Pseudomonas aeruginosa

A normal soil inhabitant and human saprophyte that may contaminate various solutions in a hospital, causing opportunistic infection in weakened Pts Clinical Infective endocarditis in IVDAs, RTIs, UTIs, bacteremia, meningitis, 'malignant' external otitis Treatment Aminoglycosides–eg, gentamicin, amikacin, tobramycin, etc

Pseu·do·mo·nas ae·ru·gi·no·sa

(sū-dō-mōnăz ē-rū-ji-nōsă)
Bacterial species found in soil, water, and commonly in clinical specimens (wound infections, infected burn lesions, urinary tract infections); produces blue pus.
Enlarge picture
Psuedomonas Aeruginosa: infection of the distal foot

Pseudomonas aeruginosa

A species that produces a distinctive blue-green pigment, grows readily in water, and may cause life-threatening infections in humans, including nosocomial pneumonia, urinary tract infections, and sepsis. It may also cause folliculitis, malignant otitis externa, and skin infections in patients who have suffered burns. See: illustration
See also: Pseudomonas
Pseudomonas aeruginosa Gram-negative aerobic infection, with characteristic turquoise-green pus; pseudomonal infections respond to ticarcillin with clavulanic acid (Timentin)


a genus of gram-negative, strictly aerobic bacteria, some species of which are pathogenic for plants and vertebrates.

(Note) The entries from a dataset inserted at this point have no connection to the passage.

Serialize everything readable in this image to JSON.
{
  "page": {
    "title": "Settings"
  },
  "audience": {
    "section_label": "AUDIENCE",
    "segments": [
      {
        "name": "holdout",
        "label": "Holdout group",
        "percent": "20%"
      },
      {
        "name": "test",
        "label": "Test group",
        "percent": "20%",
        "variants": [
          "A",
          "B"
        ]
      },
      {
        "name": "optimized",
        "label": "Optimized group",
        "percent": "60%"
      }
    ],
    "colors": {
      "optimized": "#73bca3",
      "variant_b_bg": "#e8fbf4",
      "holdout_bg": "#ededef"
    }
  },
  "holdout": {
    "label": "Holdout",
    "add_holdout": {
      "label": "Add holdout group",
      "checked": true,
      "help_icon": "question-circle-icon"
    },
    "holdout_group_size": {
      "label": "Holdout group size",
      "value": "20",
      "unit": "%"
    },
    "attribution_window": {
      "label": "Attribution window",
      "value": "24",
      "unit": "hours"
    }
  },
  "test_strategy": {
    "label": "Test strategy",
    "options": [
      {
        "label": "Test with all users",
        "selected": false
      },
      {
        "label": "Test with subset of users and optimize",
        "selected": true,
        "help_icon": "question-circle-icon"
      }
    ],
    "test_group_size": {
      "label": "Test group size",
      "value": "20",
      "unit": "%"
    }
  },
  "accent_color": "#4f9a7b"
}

Pseudomonas aeruginosa
a common isolate from wounds, burns and urinary tract infections and from many other accumulations of pus in all species. Also commonly found in otitis externa, fleece rot in sheep, and some cases of bovine mastitis. Its presence may be indicated by a distinctive blue or green color of the pus or infected site.
Pseudomonas fluorescens
a common cause of food spoilage and a frequent isolate from wounds and other contaminated sites in animals.
Pseudomonas mallei
see burkholderia mallei.
Pseudomonas pseudomallei
see burkholderia pseudomallei.
Pseudomonas putida
causes septicemia in aquarium fish.
References in periodicals archive ?
aureus isolate while Pista followed by Zeera showed the highest inhibition against the clinical P.
This study determined the antimicrobial activity of three locally available contact lens solutions against P.
Aerucin has proven effective in promoting phagocytic killing of a wide range of both mucoid and non-mucoid P.
8) A case controlled study from Japan showed that patients infected with MBL-producing P.
Sin embargo, la resistencia mediada por Metalo-[beta]-lactamasa (M[beta]L) es un importante mecanismo de resistencia emergente en P.
The present study was conducted to find out the antimicrobial susceptibility pattern of P.
In spite of the detection of phenazines from the oil palm rhizospheric strain of P.
The present studies are in concordance with Zouaoui and Bouziane (2011) (10) who purified the extracellular lipase produced by P.
Eleven types of 16S RMTases (ArmA, RmtA-RmtH, and NpmA) have so far been reported in several nosocomially transmitted pathogens, including P.